The “Better Together” fundraiser occurred in the middle of BIPOC Mental Health Awareness Month. “We wanted to unite music and therapy because music is such a healing avenue and gives us space and the room to evoke feelings,” Josephina said.
Among the performers was Brazilian-Norwegian jazz chanteuse Charlotte Dos Santos, powerhouse singer-songwriter Diana Gordon, and the soulful artist Liv.e. Rapper Sampa The Great sent a meditative musical love letter and performed her very fitting singles “Healing” and “Black Girl Magik.” Londoner Arlo Parks moved viewers with an acoustic performance of the track “Black Dog,” which explains being a support system for someone battling depression. After each set, the hosts engaged the artists in questions about mental health. Musicians expressed how therapy has intervened in crucial moments of their lives and that of their loved ones.
In addition to the musical highlights, BGM chatted with other members of their community including poet Aja Monet, spiritual podcaster Juju Bae, and more. The topics over the weekend ranged from ancestral healing to diversity in wellness. House of Aama co-founder Akua Shabaka also dialed in to talk about working with intention and seeking respite in nature.

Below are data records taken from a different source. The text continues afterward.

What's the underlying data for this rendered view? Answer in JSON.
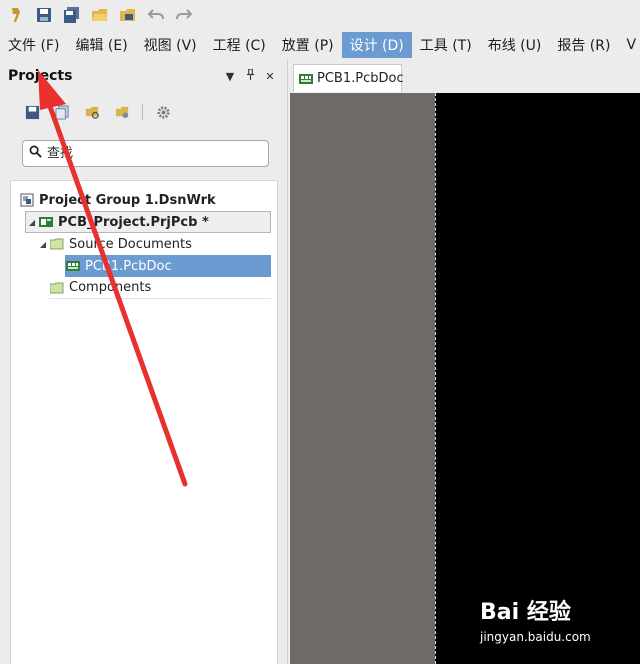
{
  "quick_access": {
    "icons": [
      "app-logo-icon",
      "save-icon",
      "save-all-icon",
      "open-folder-icon",
      "open-project-icon",
      "undo-icon",
      "redo-icon"
    ]
  },
  "menu": {
    "items": [
      "文件 (F)",
      "编辑 (E)",
      "视图 (V)",
      "工程 (C)",
      "放置 (P)",
      "设计 (D)",
      "工具 (T)",
      "布线 (U)",
      "报告 (R)",
      "V"
    ],
    "active_index": 5
  },
  "projects_panel": {
    "title": "Projects",
    "dropdown_glyph": "▼",
    "pin_glyph": "📌",
    "close_glyph": "✕",
    "search": {
      "placeholder": "查找",
      "value": ""
    },
    "tree": {
      "group": "Project Group 1.DsnWrk",
      "project": "PCB_Project.PrjPcb *",
      "source_folder": "Source Documents",
      "pcb_doc": "PCB1.PcbDoc",
      "components_folder": "Components"
    }
  },
  "document": {
    "tab_label": "PCB1.PcbDoc"
  },
  "watermark": {
    "logo": "Bai 经验",
    "url": "jingyan.baidu.com"
  },
  "colors": {
    "active_menu": "#6b9bd1",
    "selection": "#6b9bd1",
    "annotation_arrow": "#e8312f",
    "canvas_gray": "#6e6a68",
    "canvas_black": "#000000"
  }
}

“Many of the women featured at Better Together are like sisters to us,” Caldwell told NBGA. “We wanted it to feel like you’re in the living room with us and experiencing this conversation too.” Caldwell founded Black Girl Magik in 2015, with a goal of curating safe spaces for women of the African diaspora to bond and heal. That summer, a case of divine timing crossed her path with Josephina’s ahead of the first BGM meetup. Upon attending that inaugural event, Josephina found herself in awe. “I was literally blown away. It was incredibly emotional for me and for all the women who showed up.” From here, the pair’s mutual admiration brought them closer together.

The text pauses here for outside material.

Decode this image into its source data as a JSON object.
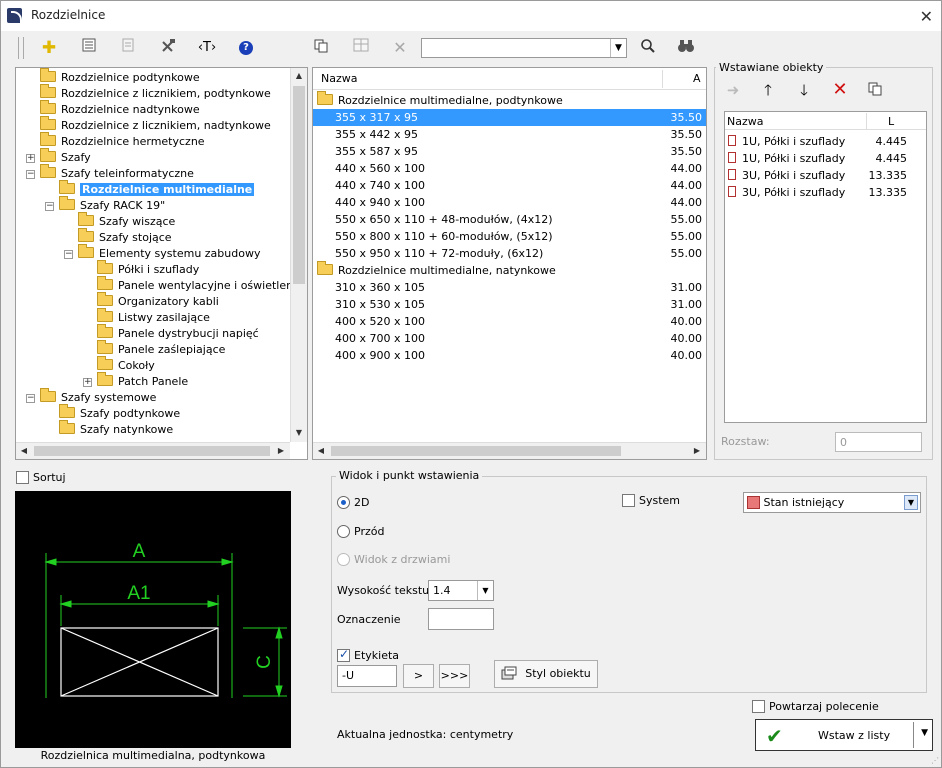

During “Better Together,” BGM raised a total of $3200 and they were delighted while recapping the event. “Each moment impacted me and brought different perspectives to the space created digitally,” Caldwell said, to which Josephina agreed. “It was very important for us to be in communication with our own community of artists and practitioners who are black women [and] who ought to express their experience with their own healing journeys,” she told NBGA.
Caldwell and Josephina’s relationship sets a strong foundation for what’s cultivated throughout their healing network. At meetups, they hold space for others and participate in the collective healing that transpires. “One of the key parts of our meetups is opening up the room for women to voice their truth and tell their stories,” Josephina said. “As one woman tells her story, she’s also telling someone else’s story and evoking all these feelings. It’s a safe space to practice how to be in sisterhood with one another.”

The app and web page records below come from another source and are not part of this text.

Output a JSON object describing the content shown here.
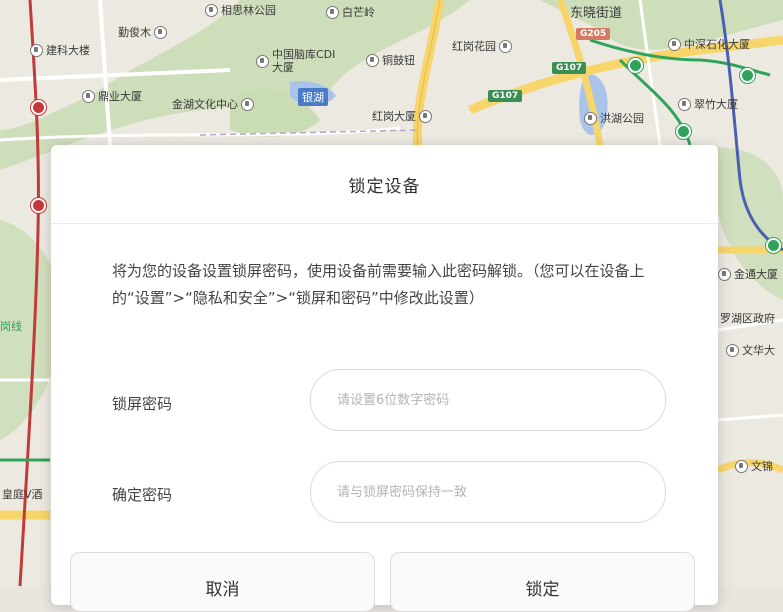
{
  "map": {
    "pois": [
      {
        "name": "相思林公园"
      },
      {
        "name": "白芒岭"
      },
      {
        "name": "东晓街道"
      },
      {
        "name": "勤俊木"
      },
      {
        "name": "建科大楼"
      },
      {
        "name": "中国脑库CDI大厦"
      },
      {
        "name": "铜鼓钮"
      },
      {
        "name": "红岗花园"
      },
      {
        "name": "中深石化大厦"
      },
      {
        "name": "鼎业大厦"
      },
      {
        "name": "金湖文化中心"
      },
      {
        "name": "翠竹大厦"
      },
      {
        "name": "红岗大厦"
      },
      {
        "name": "洪湖公园"
      },
      {
        "name": "金通大厦"
      },
      {
        "name": "罗湖区政府"
      },
      {
        "name": "文华大"
      },
      {
        "name": "文锦"
      },
      {
        "name": "皇庭V酒"
      }
    ],
    "lake_label": "银湖",
    "shields": [
      "G205",
      "G107",
      "G107"
    ],
    "line_label": "岗线",
    "colors": {
      "road": "#f7d56b",
      "park": "#c9dcb4",
      "water": "#a9c4e8",
      "base": "#ece9e1"
    }
  },
  "dialog": {
    "title": "锁定设备",
    "description": "将为您的设备设置锁屏密码，使用设备前需要输入此密码解锁。（您可以在设备上的“设置”>“隐私和安全”>“锁屏和密码”中修改此设置）",
    "lock_password": {
      "label": "锁屏密码",
      "placeholder": "请设置6位数字密码",
      "value": ""
    },
    "confirm_password": {
      "label": "确定密码",
      "placeholder": "请与锁屏密码保持一致",
      "value": ""
    },
    "cancel_label": "取消",
    "lock_label": "锁定"
  }
}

BGM has hosted healing circles in Brooklyn, Austin, and Atlanta among other cities. As the community expands, the intimate bonds formed during these gatherings remain strong. “The women are often coming by themselves, but they’re almost always walking away with a sister,” Josephina shared.
A podcast is also in the works — so community members will soon be able to tap into BGM’s enlightening conversations from wherever they are.